Content starts

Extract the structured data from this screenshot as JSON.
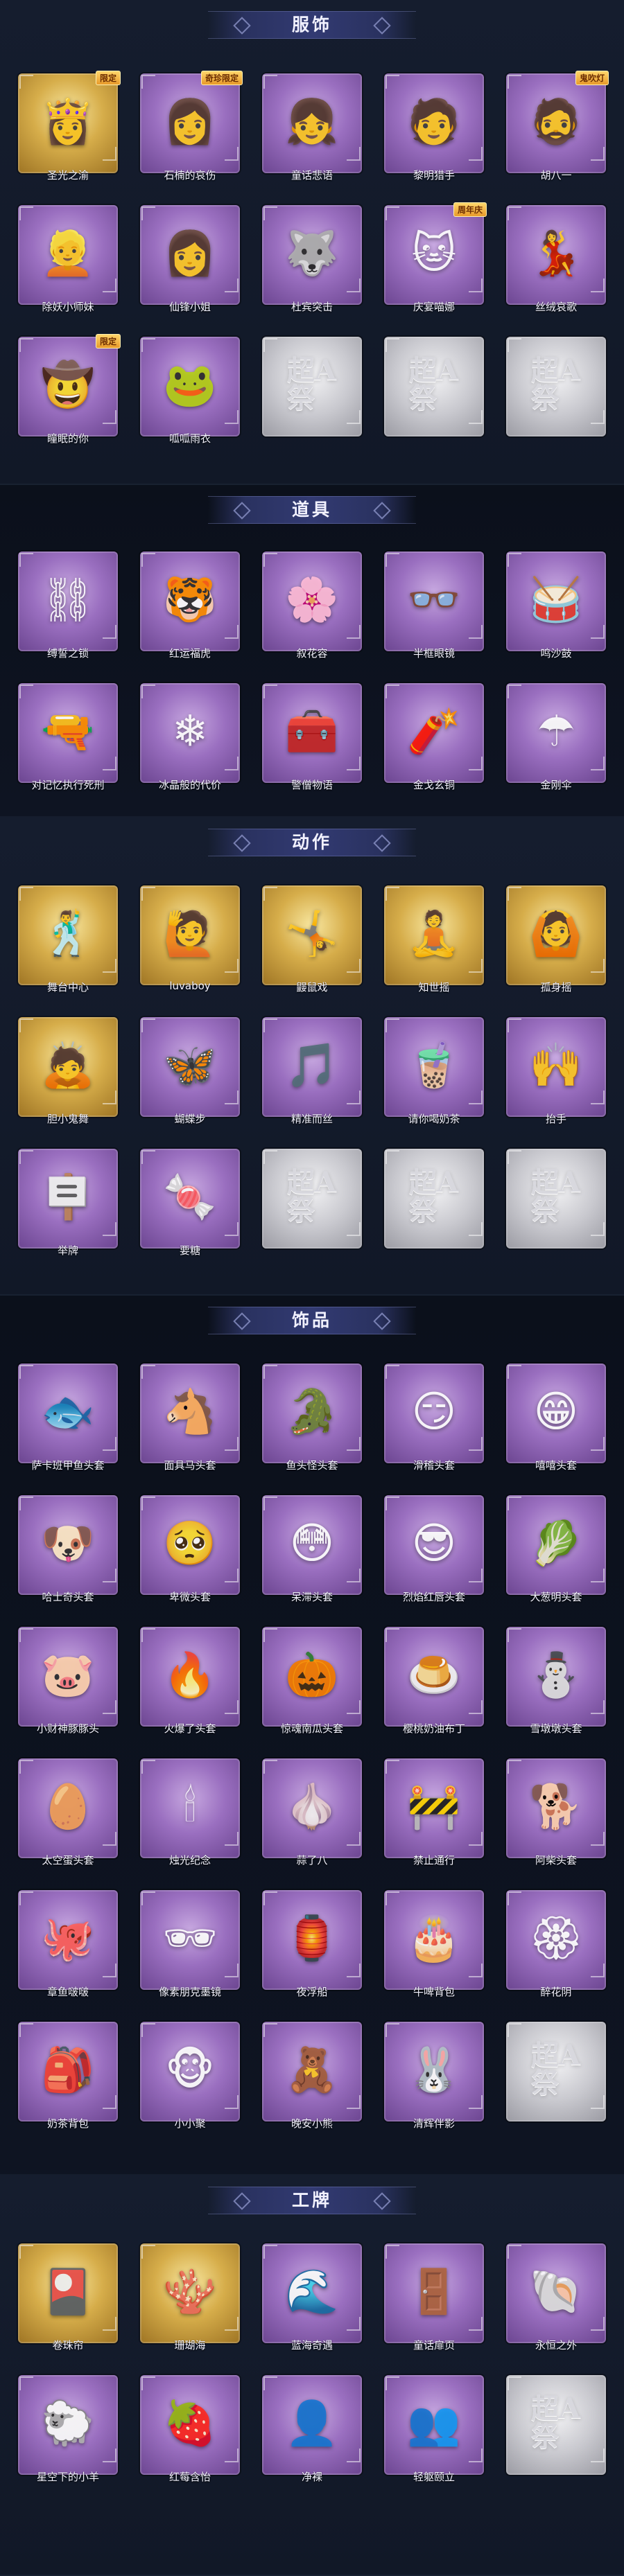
{
  "sections": [
    {
      "title": "服饰",
      "items": [
        {
          "name": "圣光之渝",
          "rarity": "gold",
          "icon": "blonde-girl-portrait",
          "glyph": "👸",
          "badge": "限定"
        },
        {
          "name": "石楠的哀伤",
          "rarity": "purple",
          "icon": "silver-hair-girl-portrait",
          "glyph": "👩",
          "badge": "奇珍限定"
        },
        {
          "name": "童话悲语",
          "rarity": "purple",
          "icon": "red-hair-girl-portrait",
          "glyph": "👧",
          "badge": ""
        },
        {
          "name": "黎明猎手",
          "rarity": "purple",
          "icon": "hunter-portrait",
          "glyph": "🧑",
          "badge": ""
        },
        {
          "name": "胡八一",
          "rarity": "purple",
          "icon": "explorer-portrait",
          "glyph": "🧔",
          "badge": "鬼吹灯"
        },
        {
          "name": "除妖小师妹",
          "rarity": "purple",
          "icon": "exorcist-girl-portrait",
          "glyph": "👱",
          "badge": ""
        },
        {
          "name": "仙锋小姐",
          "rarity": "purple",
          "icon": "lady-portrait",
          "glyph": "👩",
          "badge": ""
        },
        {
          "name": "杜宾突击",
          "rarity": "purple",
          "icon": "doberman-girl-portrait",
          "glyph": "🐺",
          "badge": ""
        },
        {
          "name": "庆宴喵娜",
          "rarity": "purple",
          "icon": "cat-girl-portrait",
          "glyph": "🐱",
          "badge": "周年庆"
        },
        {
          "name": "丝绒哀歌",
          "rarity": "purple",
          "icon": "velvet-girl-portrait",
          "glyph": "💃",
          "badge": ""
        },
        {
          "name": "瞳眠的你",
          "rarity": "purple",
          "icon": "witch-hat-girl-portrait",
          "glyph": "🤠",
          "badge": "限定"
        },
        {
          "name": "呱呱雨衣",
          "rarity": "purple",
          "icon": "frog-raincoat-portrait",
          "glyph": "🐸",
          "badge": ""
        },
        {
          "name": "",
          "rarity": "silver",
          "icon": "placeholder-logo",
          "glyph": "超A祭",
          "badge": ""
        },
        {
          "name": "",
          "rarity": "silver",
          "icon": "placeholder-logo",
          "glyph": "超A祭",
          "badge": ""
        },
        {
          "name": "",
          "rarity": "silver",
          "icon": "placeholder-logo",
          "glyph": "超A祭",
          "badge": ""
        }
      ]
    },
    {
      "title": "道具",
      "items": [
        {
          "name": "缚誓之锁",
          "rarity": "purple",
          "icon": "chain-lock-icon",
          "glyph": "⛓",
          "badge": ""
        },
        {
          "name": "红运福虎",
          "rarity": "purple",
          "icon": "tiger-icon",
          "glyph": "🐯",
          "badge": ""
        },
        {
          "name": "叙花容",
          "rarity": "purple",
          "icon": "flower-vine-icon",
          "glyph": "🌸",
          "badge": ""
        },
        {
          "name": "半框眼镜",
          "rarity": "purple",
          "icon": "glasses-icon",
          "glyph": "👓",
          "badge": ""
        },
        {
          "name": "鸣沙鼓",
          "rarity": "purple",
          "icon": "drum-icon",
          "glyph": "🥁",
          "badge": ""
        },
        {
          "name": "对记忆执行死刑",
          "rarity": "purple",
          "icon": "gun-icon",
          "glyph": "🔫",
          "badge": ""
        },
        {
          "name": "冰晶般的代价",
          "rarity": "purple",
          "icon": "ice-flower-icon",
          "glyph": "❄",
          "badge": ""
        },
        {
          "name": "警僧物语",
          "rarity": "purple",
          "icon": "medkit-icon",
          "glyph": "🧰",
          "badge": ""
        },
        {
          "name": "金戈玄铜",
          "rarity": "purple",
          "icon": "bronze-grenade-icon",
          "glyph": "🧨",
          "badge": ""
        },
        {
          "name": "金刚伞",
          "rarity": "purple",
          "icon": "umbrella-icon",
          "glyph": "☂",
          "badge": ""
        }
      ]
    },
    {
      "title": "动作",
      "items": [
        {
          "name": "舞台中心",
          "rarity": "gold",
          "icon": "pose-figure-icon",
          "glyph": "🕺",
          "badge": ""
        },
        {
          "name": "luvaboy",
          "rarity": "gold",
          "icon": "pose-figure-icon",
          "glyph": "🙋",
          "badge": ""
        },
        {
          "name": "鼹鼠戏",
          "rarity": "gold",
          "icon": "pose-figure-icon",
          "glyph": "🤸",
          "badge": ""
        },
        {
          "name": "知世摇",
          "rarity": "gold",
          "icon": "pose-figure-icon",
          "glyph": "🧘",
          "badge": ""
        },
        {
          "name": "孤身摇",
          "rarity": "gold",
          "icon": "pose-figure-icon",
          "glyph": "🙆",
          "badge": ""
        },
        {
          "name": "胆小鬼舞",
          "rarity": "gold",
          "icon": "pose-figure-icon",
          "glyph": "🙇",
          "badge": ""
        },
        {
          "name": "蝴蝶步",
          "rarity": "purple",
          "icon": "pose-figure-icon",
          "glyph": "🦋",
          "badge": ""
        },
        {
          "name": "精准而丝",
          "rarity": "purple",
          "icon": "pose-figure-icon",
          "glyph": "🎵",
          "badge": ""
        },
        {
          "name": "请你喝奶茶",
          "rarity": "purple",
          "icon": "pose-figure-icon",
          "glyph": "🧋",
          "badge": ""
        },
        {
          "name": "抬手",
          "rarity": "purple",
          "icon": "pose-figure-icon",
          "glyph": "🙌",
          "badge": ""
        },
        {
          "name": "举牌",
          "rarity": "purple",
          "icon": "pose-figure-icon",
          "glyph": "🪧",
          "badge": ""
        },
        {
          "name": "要糖",
          "rarity": "purple",
          "icon": "pose-figure-icon",
          "glyph": "🍬",
          "badge": ""
        },
        {
          "name": "",
          "rarity": "silver",
          "icon": "placeholder-logo",
          "glyph": "超A祭",
          "badge": ""
        },
        {
          "name": "",
          "rarity": "silver",
          "icon": "placeholder-logo",
          "glyph": "超A祭",
          "badge": ""
        },
        {
          "name": "",
          "rarity": "silver",
          "icon": "placeholder-logo",
          "glyph": "超A祭",
          "badge": ""
        }
      ]
    },
    {
      "title": "饰品",
      "items": [
        {
          "name": "萨卡班甲鱼头套",
          "rarity": "purple",
          "icon": "fish-head-icon",
          "glyph": "🐟",
          "badge": ""
        },
        {
          "name": "面具马头套",
          "rarity": "purple",
          "icon": "horse-head-icon",
          "glyph": "🐴",
          "badge": ""
        },
        {
          "name": "鱼头怪头套",
          "rarity": "purple",
          "icon": "fish-monster-icon",
          "glyph": "🐊",
          "badge": ""
        },
        {
          "name": "滑稽头套",
          "rarity": "purple",
          "icon": "smirk-face-icon",
          "glyph": "😏",
          "badge": ""
        },
        {
          "name": "嘻嘻头套",
          "rarity": "purple",
          "icon": "grin-face-icon",
          "glyph": "😁",
          "badge": ""
        },
        {
          "name": "哈士奇头套",
          "rarity": "purple",
          "icon": "husky-icon",
          "glyph": "🐶",
          "badge": ""
        },
        {
          "name": "卑微头套",
          "rarity": "purple",
          "icon": "sad-face-icon",
          "glyph": "🥺",
          "badge": ""
        },
        {
          "name": "呆滞头套",
          "rarity": "purple",
          "icon": "dazed-face-icon",
          "glyph": "😳",
          "badge": ""
        },
        {
          "name": "烈焰红唇头套",
          "rarity": "purple",
          "icon": "pikachu-lips-icon",
          "glyph": "😎",
          "badge": ""
        },
        {
          "name": "大葱明头套",
          "rarity": "purple",
          "icon": "scallion-icon",
          "glyph": "🥬",
          "badge": ""
        },
        {
          "name": "小财神豚豚头",
          "rarity": "purple",
          "icon": "piglet-icon",
          "glyph": "🐷",
          "badge": ""
        },
        {
          "name": "火爆了头套",
          "rarity": "purple",
          "icon": "fire-face-icon",
          "glyph": "🔥",
          "badge": ""
        },
        {
          "name": "惊魂南瓜头套",
          "rarity": "purple",
          "icon": "pumpkin-icon",
          "glyph": "🎃",
          "badge": ""
        },
        {
          "name": "樱桃奶油布丁",
          "rarity": "purple",
          "icon": "pudding-icon",
          "glyph": "🍮",
          "badge": ""
        },
        {
          "name": "雪墩墩头套",
          "rarity": "purple",
          "icon": "snowman-icon",
          "glyph": "⛄",
          "badge": ""
        },
        {
          "name": "太空蛋头套",
          "rarity": "purple",
          "icon": "egg-icon",
          "glyph": "🥚",
          "badge": ""
        },
        {
          "name": "烛光纪念",
          "rarity": "purple",
          "icon": "candle-icon",
          "glyph": "🕯",
          "badge": ""
        },
        {
          "name": "蒜了八",
          "rarity": "purple",
          "icon": "garlic-icon",
          "glyph": "🧄",
          "badge": ""
        },
        {
          "name": "禁止通行",
          "rarity": "purple",
          "icon": "traffic-sign-icon",
          "glyph": "🚧",
          "badge": ""
        },
        {
          "name": "阿柴头套",
          "rarity": "purple",
          "icon": "shiba-icon",
          "glyph": "🐕",
          "badge": ""
        },
        {
          "name": "章鱼啵啵",
          "rarity": "purple",
          "icon": "octopus-icon",
          "glyph": "🐙",
          "badge": ""
        },
        {
          "name": "像素朋克墨镜",
          "rarity": "purple",
          "icon": "pixel-sunglasses-icon",
          "glyph": "🕶",
          "badge": ""
        },
        {
          "name": "夜浮船",
          "rarity": "purple",
          "icon": "lantern-ship-icon",
          "glyph": "🏮",
          "badge": ""
        },
        {
          "name": "牛啤背包",
          "rarity": "purple",
          "icon": "cake-backpack-icon",
          "glyph": "🎂",
          "badge": ""
        },
        {
          "name": "醉花阴",
          "rarity": "purple",
          "icon": "ornament-icon",
          "glyph": "🏵",
          "badge": ""
        },
        {
          "name": "奶茶背包",
          "rarity": "purple",
          "icon": "milk-tea-bag-icon",
          "glyph": "🎒",
          "badge": ""
        },
        {
          "name": "小小聚",
          "rarity": "purple",
          "icon": "monkey-icon",
          "glyph": "🐵",
          "badge": ""
        },
        {
          "name": "晚安小熊",
          "rarity": "purple",
          "icon": "bear-icon",
          "glyph": "🧸",
          "badge": ""
        },
        {
          "name": "清辉伴影",
          "rarity": "purple",
          "icon": "rabbit-spirit-icon",
          "glyph": "🐰",
          "badge": ""
        },
        {
          "name": "",
          "rarity": "silver",
          "icon": "placeholder-logo",
          "glyph": "超A祭",
          "badge": ""
        }
      ]
    },
    {
      "title": "工牌",
      "items": [
        {
          "name": "卷珠帘",
          "rarity": "gold",
          "icon": "badge-card-icon",
          "glyph": "🎴",
          "badge": ""
        },
        {
          "name": "珊瑚海",
          "rarity": "gold",
          "icon": "badge-card-icon",
          "glyph": "🪸",
          "badge": ""
        },
        {
          "name": "蓝海奇遇",
          "rarity": "purple",
          "icon": "badge-card-icon",
          "glyph": "🌊",
          "badge": ""
        },
        {
          "name": "童话扉页",
          "rarity": "purple",
          "icon": "badge-card-icon",
          "glyph": "🚪",
          "badge": ""
        },
        {
          "name": "永恒之外",
          "rarity": "purple",
          "icon": "badge-card-icon",
          "glyph": "🐚",
          "badge": ""
        },
        {
          "name": "星空下的小羊",
          "rarity": "purple",
          "icon": "badge-card-icon",
          "glyph": "🐑",
          "badge": ""
        },
        {
          "name": "红莓含怡",
          "rarity": "purple",
          "icon": "badge-card-icon",
          "glyph": "🍓",
          "badge": ""
        },
        {
          "name": "净裸",
          "rarity": "purple",
          "icon": "badge-card-icon",
          "glyph": "👤",
          "badge": ""
        },
        {
          "name": "轻躯颐立",
          "rarity": "purple",
          "icon": "badge-card-icon",
          "glyph": "👥",
          "badge": ""
        },
        {
          "name": "",
          "rarity": "silver",
          "icon": "placeholder-logo",
          "glyph": "超A祭",
          "badge": ""
        }
      ]
    }
  ]
}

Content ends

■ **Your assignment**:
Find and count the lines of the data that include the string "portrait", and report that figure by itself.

■ **Solved exercise**:
12